## Problem to work on
Down to the final character, output the records below as they stand.

## Source data
*** Block opens ***
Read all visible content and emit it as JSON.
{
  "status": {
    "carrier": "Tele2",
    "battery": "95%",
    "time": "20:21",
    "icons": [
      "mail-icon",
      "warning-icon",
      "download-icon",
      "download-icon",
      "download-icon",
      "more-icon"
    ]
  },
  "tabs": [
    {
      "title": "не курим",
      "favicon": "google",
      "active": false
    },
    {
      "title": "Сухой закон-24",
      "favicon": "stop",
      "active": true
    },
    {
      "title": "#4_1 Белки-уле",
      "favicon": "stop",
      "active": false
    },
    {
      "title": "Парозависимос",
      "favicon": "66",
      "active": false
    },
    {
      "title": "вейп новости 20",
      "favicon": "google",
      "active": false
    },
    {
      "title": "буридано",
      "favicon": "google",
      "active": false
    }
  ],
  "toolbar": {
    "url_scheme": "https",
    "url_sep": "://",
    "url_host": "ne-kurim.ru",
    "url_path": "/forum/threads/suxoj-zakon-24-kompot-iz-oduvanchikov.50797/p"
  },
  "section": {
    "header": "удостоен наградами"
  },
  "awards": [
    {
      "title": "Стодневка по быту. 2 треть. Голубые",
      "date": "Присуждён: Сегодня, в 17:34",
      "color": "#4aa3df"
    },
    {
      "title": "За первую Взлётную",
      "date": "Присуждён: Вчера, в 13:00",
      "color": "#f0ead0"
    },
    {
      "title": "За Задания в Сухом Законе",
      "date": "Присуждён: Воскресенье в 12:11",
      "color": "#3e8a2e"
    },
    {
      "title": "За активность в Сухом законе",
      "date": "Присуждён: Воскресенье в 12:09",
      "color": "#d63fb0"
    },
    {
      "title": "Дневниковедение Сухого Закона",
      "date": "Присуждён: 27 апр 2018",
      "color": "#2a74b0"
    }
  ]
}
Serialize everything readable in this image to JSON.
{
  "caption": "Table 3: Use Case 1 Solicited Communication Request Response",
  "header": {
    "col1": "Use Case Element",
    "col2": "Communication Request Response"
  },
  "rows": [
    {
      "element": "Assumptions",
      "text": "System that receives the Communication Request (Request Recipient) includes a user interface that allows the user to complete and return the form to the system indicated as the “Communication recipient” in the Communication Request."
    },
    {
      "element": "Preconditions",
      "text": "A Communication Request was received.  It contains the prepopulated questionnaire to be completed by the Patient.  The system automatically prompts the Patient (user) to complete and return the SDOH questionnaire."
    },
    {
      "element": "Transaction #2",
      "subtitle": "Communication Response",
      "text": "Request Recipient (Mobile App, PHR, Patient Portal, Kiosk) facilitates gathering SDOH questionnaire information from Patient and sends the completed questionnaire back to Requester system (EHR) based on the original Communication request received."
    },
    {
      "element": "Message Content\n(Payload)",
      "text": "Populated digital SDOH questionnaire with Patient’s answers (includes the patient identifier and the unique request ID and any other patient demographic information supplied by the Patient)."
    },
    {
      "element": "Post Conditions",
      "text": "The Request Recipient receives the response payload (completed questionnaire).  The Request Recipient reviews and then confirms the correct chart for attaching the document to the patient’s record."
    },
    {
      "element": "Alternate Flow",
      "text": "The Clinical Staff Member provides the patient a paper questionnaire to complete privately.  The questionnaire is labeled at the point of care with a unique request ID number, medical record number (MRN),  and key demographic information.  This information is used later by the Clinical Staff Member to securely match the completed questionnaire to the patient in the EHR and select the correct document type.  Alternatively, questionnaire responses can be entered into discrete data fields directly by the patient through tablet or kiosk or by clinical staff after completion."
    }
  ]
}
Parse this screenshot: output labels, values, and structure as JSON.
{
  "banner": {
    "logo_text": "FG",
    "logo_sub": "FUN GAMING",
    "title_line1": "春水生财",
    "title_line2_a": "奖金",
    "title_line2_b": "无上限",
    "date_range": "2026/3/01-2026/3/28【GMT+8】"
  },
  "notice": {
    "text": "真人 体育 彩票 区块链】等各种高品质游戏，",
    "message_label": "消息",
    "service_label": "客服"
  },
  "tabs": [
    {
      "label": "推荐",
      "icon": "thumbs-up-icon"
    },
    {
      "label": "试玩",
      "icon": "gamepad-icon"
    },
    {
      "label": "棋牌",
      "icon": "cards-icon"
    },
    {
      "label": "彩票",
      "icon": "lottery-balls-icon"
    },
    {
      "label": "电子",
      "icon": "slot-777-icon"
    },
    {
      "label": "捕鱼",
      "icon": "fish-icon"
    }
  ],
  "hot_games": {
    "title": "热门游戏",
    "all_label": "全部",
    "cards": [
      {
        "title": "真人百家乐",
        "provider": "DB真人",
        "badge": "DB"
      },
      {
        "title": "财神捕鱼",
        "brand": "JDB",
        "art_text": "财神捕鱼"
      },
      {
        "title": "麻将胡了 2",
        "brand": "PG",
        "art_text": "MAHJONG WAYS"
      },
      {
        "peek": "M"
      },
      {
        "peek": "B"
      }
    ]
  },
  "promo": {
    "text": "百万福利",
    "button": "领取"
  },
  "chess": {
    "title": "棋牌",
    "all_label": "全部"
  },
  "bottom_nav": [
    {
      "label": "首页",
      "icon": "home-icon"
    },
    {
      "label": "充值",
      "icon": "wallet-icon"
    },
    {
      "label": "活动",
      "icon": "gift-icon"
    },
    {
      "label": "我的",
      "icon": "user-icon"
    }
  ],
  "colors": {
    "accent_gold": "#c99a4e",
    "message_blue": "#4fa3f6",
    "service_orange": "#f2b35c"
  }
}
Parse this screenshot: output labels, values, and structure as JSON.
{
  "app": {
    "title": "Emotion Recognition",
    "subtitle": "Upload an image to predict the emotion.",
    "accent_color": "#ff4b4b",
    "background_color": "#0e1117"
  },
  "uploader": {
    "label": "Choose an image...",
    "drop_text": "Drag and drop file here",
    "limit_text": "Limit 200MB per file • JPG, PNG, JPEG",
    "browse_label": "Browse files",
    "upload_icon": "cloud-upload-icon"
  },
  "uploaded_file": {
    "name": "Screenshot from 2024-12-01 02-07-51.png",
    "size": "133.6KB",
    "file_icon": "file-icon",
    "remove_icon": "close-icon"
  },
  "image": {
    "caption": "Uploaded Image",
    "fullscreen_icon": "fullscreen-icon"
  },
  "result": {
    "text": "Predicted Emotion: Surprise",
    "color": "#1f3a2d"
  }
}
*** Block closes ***
## The answer
Read all visible content and emit it as JSON.
{
  "status": {
    "carrier": "Tele2",
    "battery": "95%",
    "time": "20:21",
    "icons": [
      "mail-icon",
      "warning-icon",
      "download-icon",
      "download-icon",
      "download-icon",
      "more-icon"
    ]
  },
  "tabs": [
    {
      "title": "не курим",
      "favicon": "google",
      "active": false
    },
    {
      "title": "Сухой закон-24",
      "favicon": "stop",
      "active": true
    },
    {
      "title": "#4_1 Белки-уле",
      "favicon": "stop",
      "active": false
    },
    {
      "title": "Парозависимос",
      "favicon": "66",
      "active": false
    },
    {
      "title": "вейп новости 20",
      "favicon": "google",
      "active": false
    },
    {
      "title": "буридано",
      "favicon": "google",
      "active": false
    }
  ],
  "toolbar": {
    "url_scheme": "https",
    "url_sep": "://",
    "url_host": "ne-kurim.ru",
    "url_path": "/forum/threads/suxoj-zakon-24-kompot-iz-oduvanchikov.50797/p"
  },
  "section": {
    "header": "удостоен наградами"
  },
  "awards": [
    {
      "title": "Стодневка по быту. 2 треть. Голубые",
      "date": "Присуждён: Сегодня, в 17:34",
      "color": "#4aa3df"
    },
    {
      "title": "За первую Взлётную",
      "date": "Присуждён: Вчера, в 13:00",
      "color": "#f0ead0"
    },
    {
      "title": "За Задания в Сухом Законе",
      "date": "Присуждён: Воскресенье в 12:11",
      "color": "#3e8a2e"
    },
    {
      "title": "За активность в Сухом законе",
      "date": "Присуждён: Воскресенье в 12:09",
      "color": "#d63fb0"
    },
    {
      "title": "Дневниковедение Сухого Закона",
      "date": "Присуждён: 27 апр 2018",
      "color": "#2a74b0"
    }
  ]
}
Serialize everything readable in this image to JSON.
{
  "caption": "Table 3: Use Case 1 Solicited Communication Request Response",
  "header": {
    "col1": "Use Case Element",
    "col2": "Communication Request Response"
  },
  "rows": [
    {
      "element": "Assumptions",
      "text": "System that receives the Communication Request (Request Recipient) includes a user interface that allows the user to complete and return the form to the system indicated as the “Communication recipient” in the Communication Request."
    },
    {
      "element": "Preconditions",
      "text": "A Communication Request was received.  It contains the prepopulated questionnaire to be completed by the Patient.  The system automatically prompts the Patient (user) to complete and return the SDOH questionnaire."
    },
    {
      "element": "Transaction #2",
      "subtitle": "Communication Response",
      "text": "Request Recipient (Mobile App, PHR, Patient Portal, Kiosk) facilitates gathering SDOH questionnaire information from Patient and sends the completed questionnaire back to Requester system (EHR) based on the original Communication request received."
    },
    {
      "element": "Message Content\n(Payload)",
      "text": "Populated digital SDOH questionnaire with Patient’s answers (includes the patient identifier and the unique request ID and any other patient demographic information supplied by the Patient)."
    },
    {
      "element": "Post Conditions",
      "text": "The Request Recipient receives the response payload (completed questionnaire).  The Request Recipient reviews and then confirms the correct chart for attaching the document to the patient’s record."
    },
    {
      "element": "Alternate Flow",
      "text": "The Clinical Staff Member provides the patient a paper questionnaire to complete privately.  The questionnaire is labeled at the point of care with a unique request ID number, medical record number (MRN),  and key demographic information.  This information is used later by the Clinical Staff Member to securely match the completed questionnaire to the patient in the EHR and select the correct document type.  Alternatively, questionnaire responses can be entered into discrete data fields directly by the patient through tablet or kiosk or by clinical staff after completion."
    }
  ]
}
Parse this screenshot: output labels, values, and structure as JSON.
{
  "banner": {
    "logo_text": "FG",
    "logo_sub": "FUN GAMING",
    "title_line1": "春水生财",
    "title_line2_a": "奖金",
    "title_line2_b": "无上限",
    "date_range": "2026/3/01-2026/3/28【GMT+8】"
  },
  "notice": {
    "text": "真人 体育 彩票 区块链】等各种高品质游戏，",
    "message_label": "消息",
    "service_label": "客服"
  },
  "tabs": [
    {
      "label": "推荐",
      "icon": "thumbs-up-icon"
    },
    {
      "label": "试玩",
      "icon": "gamepad-icon"
    },
    {
      "label": "棋牌",
      "icon": "cards-icon"
    },
    {
      "label": "彩票",
      "icon": "lottery-balls-icon"
    },
    {
      "label": "电子",
      "icon": "slot-777-icon"
    },
    {
      "label": "捕鱼",
      "icon": "fish-icon"
    }
  ],
  "hot_games": {
    "title": "热门游戏",
    "all_label": "全部",
    "cards": [
      {
        "title": "真人百家乐",
        "provider": "DB真人",
        "badge": "DB"
      },
      {
        "title": "财神捕鱼",
        "brand": "JDB",
        "art_text": "财神捕鱼"
      },
      {
        "title": "麻将胡了 2",
        "brand": "PG",
        "art_text": "MAHJONG WAYS"
      },
      {
        "peek": "M"
      },
      {
        "peek": "B"
      }
    ]
  },
  "promo": {
    "text": "百万福利",
    "button": "领取"
  },
  "chess": {
    "title": "棋牌",
    "all_label": "全部"
  },
  "bottom_nav": [
    {
      "label": "首页",
      "icon": "home-icon"
    },
    {
      "label": "充值",
      "icon": "wallet-icon"
    },
    {
      "label": "活动",
      "icon": "gift-icon"
    },
    {
      "label": "我的",
      "icon": "user-icon"
    }
  ],
  "colors": {
    "accent_gold": "#c99a4e",
    "message_blue": "#4fa3f6",
    "service_orange": "#f2b35c"
  }
}
Parse this screenshot: output labels, values, and structure as JSON.
{
  "app": {
    "title": "Emotion Recognition",
    "subtitle": "Upload an image to predict the emotion.",
    "accent_color": "#ff4b4b",
    "background_color": "#0e1117"
  },
  "uploader": {
    "label": "Choose an image...",
    "drop_text": "Drag and drop file here",
    "limit_text": "Limit 200MB per file • JPG, PNG, JPEG",
    "browse_label": "Browse files",
    "upload_icon": "cloud-upload-icon"
  },
  "uploaded_file": {
    "name": "Screenshot from 2024-12-01 02-07-51.png",
    "size": "133.6KB",
    "file_icon": "file-icon",
    "remove_icon": "close-icon"
  },
  "image": {
    "caption": "Uploaded Image",
    "fullscreen_icon": "fullscreen-icon"
  },
  "result": {
    "text": "Predicted Emotion: Surprise",
    "color": "#1f3a2d"
  }
}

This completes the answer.